Look out for a display board, or even on a table tucked in a corner. Children can be engaged in designing the board, linking it to the RE theme being taught at the time. The board could even be given to a different group of children every half term to keep it updated. What about a small table displaying books and religious artefacts related to the theme/religion? A big question box is also a great addition. A shoe box covered in wrapping paper with a cut-out post hole would work fine. Children can be supplied with slips of paper that they can use to write big questions relating to what they are learning about and how it links to their own experiences. These questions can be discussed at the end of the day or saved for a dedicated lesson.
Religious prayer is a time for reflection. One way to ensure RE is embedded in the classroom is to introduce a time each day where children are able to reflect, whether on their learning, how they are feeling or something that happened that day.
This could become part of the daily routine. The teacher might even like to link this to a daily question based on a religious story. These could be provided or thought of by the children.

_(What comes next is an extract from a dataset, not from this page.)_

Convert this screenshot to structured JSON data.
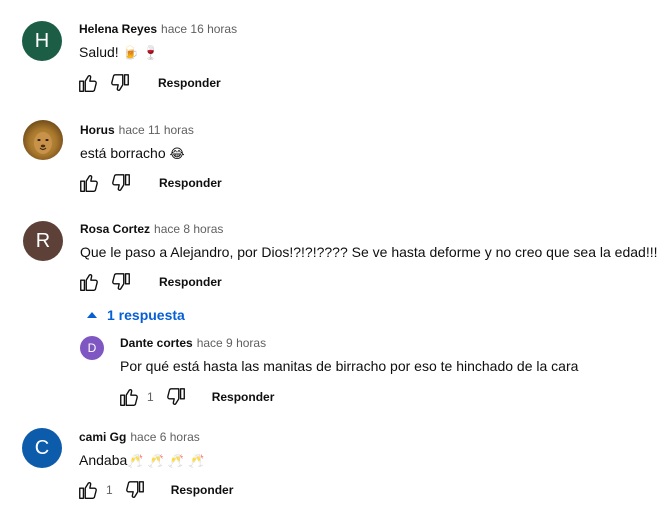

Rather than thinking of RE as a stand-alone subject, it’s great if teachers create links across other subjects to embed the learning further. Some examples:
• Geography: link learning about countries to their religions - e.g. the most popular religion in the UK is Christianity closely followed by Islam.
• History: compare ancient religions to modern religions and how they have evolved and changed.
• English: share and compare stories from different religions.
• Maths: make links to religious stories such as calculating how much fish and bread would be needed to feed 5,000 children.
• Science: when children are learning about animals and life cycles, this can be connected to beliefs about animals in other religions, such as animal symbolism in Hinduism.
• Religious values can be related to school values.
There are often two strands of objectives in RE - learning about religion and learning from religion. Being able to compare children’s learning to their own experiences is an important skill when learning about religions other than their own.
What does it mean to learn ‘from’ religion?
By the end of KS1, children should be able to talk about and suggest meanings behind different beliefs and practices, including some religious and moral stories, as well as being able to express their own ideas and opinions.
By the end of KS2, children are expected to build on this learning by being able to reflect on and respond to the significance of the meanings of these beliefs and practices in addition to expressing their view on why having a faith may be valuable (within this, understanding that those with no faith also have a belief system).
Celebrating religious days
It is important to consider the diversity of the children in the classroom and celebrate a wide range of religious celebrations with them. Some of these could include:
• Islamic festivals such as Eid al-Fitr, Eid al-Adha and Ramadan
• Holidays from Christianity such as Christmas and Easter
• Hindu festivals such as Diwali and Holi
• Hanukkah and other religious celebrations from the Jewish faith